(App and web page records)
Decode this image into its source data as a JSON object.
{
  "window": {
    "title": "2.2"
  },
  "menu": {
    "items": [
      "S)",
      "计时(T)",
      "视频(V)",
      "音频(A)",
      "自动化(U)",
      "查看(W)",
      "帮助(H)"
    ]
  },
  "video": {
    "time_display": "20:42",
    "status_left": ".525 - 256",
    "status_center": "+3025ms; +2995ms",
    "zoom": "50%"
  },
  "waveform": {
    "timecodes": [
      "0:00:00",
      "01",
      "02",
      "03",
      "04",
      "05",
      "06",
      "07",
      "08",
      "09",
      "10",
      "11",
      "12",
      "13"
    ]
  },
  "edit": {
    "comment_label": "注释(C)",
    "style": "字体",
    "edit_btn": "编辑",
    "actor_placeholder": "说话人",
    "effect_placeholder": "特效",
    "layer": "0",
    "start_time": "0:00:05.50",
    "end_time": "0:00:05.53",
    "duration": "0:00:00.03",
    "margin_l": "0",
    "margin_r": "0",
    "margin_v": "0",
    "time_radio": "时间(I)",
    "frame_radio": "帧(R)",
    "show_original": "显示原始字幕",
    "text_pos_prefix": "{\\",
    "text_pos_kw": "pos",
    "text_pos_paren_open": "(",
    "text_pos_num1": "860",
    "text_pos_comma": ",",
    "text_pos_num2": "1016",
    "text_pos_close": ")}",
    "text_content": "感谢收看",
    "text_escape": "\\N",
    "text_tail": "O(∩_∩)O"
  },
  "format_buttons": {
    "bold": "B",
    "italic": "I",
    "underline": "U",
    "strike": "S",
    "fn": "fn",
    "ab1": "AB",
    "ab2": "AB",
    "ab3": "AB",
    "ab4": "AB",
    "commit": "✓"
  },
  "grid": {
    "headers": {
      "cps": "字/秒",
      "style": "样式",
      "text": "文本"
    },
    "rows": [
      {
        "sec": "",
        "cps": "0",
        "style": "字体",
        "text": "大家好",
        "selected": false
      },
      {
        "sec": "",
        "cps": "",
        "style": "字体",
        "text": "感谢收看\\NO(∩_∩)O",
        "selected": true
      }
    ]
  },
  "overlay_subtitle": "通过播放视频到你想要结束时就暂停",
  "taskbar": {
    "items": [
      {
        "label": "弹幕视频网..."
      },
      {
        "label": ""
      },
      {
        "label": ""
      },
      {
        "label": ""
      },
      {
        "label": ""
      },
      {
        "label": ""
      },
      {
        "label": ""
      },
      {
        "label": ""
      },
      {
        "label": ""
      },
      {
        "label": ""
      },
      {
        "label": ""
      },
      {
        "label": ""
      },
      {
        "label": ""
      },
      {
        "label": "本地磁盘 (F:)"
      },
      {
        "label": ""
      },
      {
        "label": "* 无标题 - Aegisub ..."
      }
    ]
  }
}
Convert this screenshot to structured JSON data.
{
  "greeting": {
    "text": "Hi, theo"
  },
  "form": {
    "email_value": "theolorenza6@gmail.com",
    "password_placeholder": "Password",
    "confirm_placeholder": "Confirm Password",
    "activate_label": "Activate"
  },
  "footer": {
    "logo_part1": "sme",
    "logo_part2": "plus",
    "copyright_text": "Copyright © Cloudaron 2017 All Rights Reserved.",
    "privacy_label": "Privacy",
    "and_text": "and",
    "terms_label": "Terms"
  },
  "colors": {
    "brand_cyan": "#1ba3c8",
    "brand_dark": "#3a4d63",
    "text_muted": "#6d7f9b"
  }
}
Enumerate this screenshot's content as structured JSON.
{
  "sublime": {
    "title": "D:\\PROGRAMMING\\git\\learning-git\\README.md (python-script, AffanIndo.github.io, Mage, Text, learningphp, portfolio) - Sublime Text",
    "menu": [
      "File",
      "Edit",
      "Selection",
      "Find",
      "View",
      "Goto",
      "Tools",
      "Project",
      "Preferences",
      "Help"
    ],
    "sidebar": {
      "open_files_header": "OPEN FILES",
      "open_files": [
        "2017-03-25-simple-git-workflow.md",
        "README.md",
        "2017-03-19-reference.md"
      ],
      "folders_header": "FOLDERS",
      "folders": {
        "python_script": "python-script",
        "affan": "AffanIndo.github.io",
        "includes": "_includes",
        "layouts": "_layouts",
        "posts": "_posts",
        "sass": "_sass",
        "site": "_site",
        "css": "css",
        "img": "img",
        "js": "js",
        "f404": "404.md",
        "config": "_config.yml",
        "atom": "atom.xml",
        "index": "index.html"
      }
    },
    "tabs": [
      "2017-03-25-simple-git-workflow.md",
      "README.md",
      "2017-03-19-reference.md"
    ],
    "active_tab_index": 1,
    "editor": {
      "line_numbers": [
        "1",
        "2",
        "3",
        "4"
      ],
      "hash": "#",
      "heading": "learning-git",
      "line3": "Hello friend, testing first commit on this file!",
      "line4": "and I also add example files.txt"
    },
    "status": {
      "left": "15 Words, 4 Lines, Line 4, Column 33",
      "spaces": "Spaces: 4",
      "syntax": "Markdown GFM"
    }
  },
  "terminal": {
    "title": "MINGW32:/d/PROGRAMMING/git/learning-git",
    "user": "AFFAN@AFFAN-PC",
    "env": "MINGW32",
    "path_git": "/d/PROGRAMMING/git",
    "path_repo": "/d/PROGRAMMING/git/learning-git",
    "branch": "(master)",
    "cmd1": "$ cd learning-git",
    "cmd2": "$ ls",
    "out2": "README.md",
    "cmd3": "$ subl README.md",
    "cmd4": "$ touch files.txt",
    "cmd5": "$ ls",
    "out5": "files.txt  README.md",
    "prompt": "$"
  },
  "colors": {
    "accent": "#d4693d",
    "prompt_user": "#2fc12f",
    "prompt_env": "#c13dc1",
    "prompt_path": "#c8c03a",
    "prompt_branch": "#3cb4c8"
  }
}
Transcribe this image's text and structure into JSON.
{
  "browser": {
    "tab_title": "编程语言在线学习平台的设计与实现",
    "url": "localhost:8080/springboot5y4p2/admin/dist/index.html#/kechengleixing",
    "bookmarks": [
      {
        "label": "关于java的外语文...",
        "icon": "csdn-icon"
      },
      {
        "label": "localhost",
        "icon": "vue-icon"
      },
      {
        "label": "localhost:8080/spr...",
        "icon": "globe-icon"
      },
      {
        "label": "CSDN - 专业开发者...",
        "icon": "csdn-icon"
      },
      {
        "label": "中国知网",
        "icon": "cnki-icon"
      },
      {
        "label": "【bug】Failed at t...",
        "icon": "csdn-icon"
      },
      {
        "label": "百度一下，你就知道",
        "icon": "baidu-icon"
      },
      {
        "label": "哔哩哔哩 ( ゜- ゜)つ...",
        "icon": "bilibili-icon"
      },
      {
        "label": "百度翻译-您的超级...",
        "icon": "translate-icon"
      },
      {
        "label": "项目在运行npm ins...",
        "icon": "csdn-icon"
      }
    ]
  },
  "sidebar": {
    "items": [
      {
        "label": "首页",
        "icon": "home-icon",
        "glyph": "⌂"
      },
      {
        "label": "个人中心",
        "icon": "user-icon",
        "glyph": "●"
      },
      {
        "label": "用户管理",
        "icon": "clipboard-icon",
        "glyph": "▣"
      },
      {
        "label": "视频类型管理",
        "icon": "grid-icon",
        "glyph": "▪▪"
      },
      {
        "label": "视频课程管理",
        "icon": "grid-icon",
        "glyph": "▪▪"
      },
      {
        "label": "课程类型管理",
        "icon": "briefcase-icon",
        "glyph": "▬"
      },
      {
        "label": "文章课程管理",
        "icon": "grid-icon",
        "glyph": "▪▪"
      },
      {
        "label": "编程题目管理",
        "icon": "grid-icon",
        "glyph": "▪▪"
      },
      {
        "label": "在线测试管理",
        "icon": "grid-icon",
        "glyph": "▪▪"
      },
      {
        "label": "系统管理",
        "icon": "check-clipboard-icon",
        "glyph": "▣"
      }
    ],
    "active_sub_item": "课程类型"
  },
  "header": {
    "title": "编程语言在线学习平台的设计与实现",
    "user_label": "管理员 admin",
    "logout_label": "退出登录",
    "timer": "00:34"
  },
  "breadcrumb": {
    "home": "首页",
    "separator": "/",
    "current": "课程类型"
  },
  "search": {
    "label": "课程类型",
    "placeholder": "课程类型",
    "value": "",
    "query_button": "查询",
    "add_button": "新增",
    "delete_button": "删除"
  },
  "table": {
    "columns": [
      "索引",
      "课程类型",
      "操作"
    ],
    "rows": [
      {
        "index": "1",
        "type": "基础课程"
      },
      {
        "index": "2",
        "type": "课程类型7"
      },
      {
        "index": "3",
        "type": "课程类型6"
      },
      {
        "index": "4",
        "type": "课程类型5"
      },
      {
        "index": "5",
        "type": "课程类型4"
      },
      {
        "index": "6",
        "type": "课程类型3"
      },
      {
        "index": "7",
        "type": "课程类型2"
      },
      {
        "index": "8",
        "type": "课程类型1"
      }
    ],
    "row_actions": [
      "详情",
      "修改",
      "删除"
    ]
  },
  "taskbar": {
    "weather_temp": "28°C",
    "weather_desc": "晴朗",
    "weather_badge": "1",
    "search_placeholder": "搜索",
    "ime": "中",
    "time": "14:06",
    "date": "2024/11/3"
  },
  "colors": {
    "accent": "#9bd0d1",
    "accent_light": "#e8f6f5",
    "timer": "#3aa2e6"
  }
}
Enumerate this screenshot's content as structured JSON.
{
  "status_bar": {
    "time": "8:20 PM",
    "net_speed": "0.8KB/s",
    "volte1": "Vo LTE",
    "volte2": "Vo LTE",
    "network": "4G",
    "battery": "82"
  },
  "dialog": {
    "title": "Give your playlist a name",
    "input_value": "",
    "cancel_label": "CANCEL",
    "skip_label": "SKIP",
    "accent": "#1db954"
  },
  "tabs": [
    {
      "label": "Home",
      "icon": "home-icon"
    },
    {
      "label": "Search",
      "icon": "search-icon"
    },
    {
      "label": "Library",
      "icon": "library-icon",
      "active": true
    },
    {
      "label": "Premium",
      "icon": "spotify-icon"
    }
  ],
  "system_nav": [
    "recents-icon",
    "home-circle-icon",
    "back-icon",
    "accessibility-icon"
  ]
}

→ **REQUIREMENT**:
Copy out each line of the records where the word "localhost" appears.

→ **EXERCISE RESPONSE**:
    "url": "localhost:8080/springboot5y4p2/admin/dist/index.html#/kechengleixing",
        "label": "localhost",
        "label": "localhost:8080/spr...",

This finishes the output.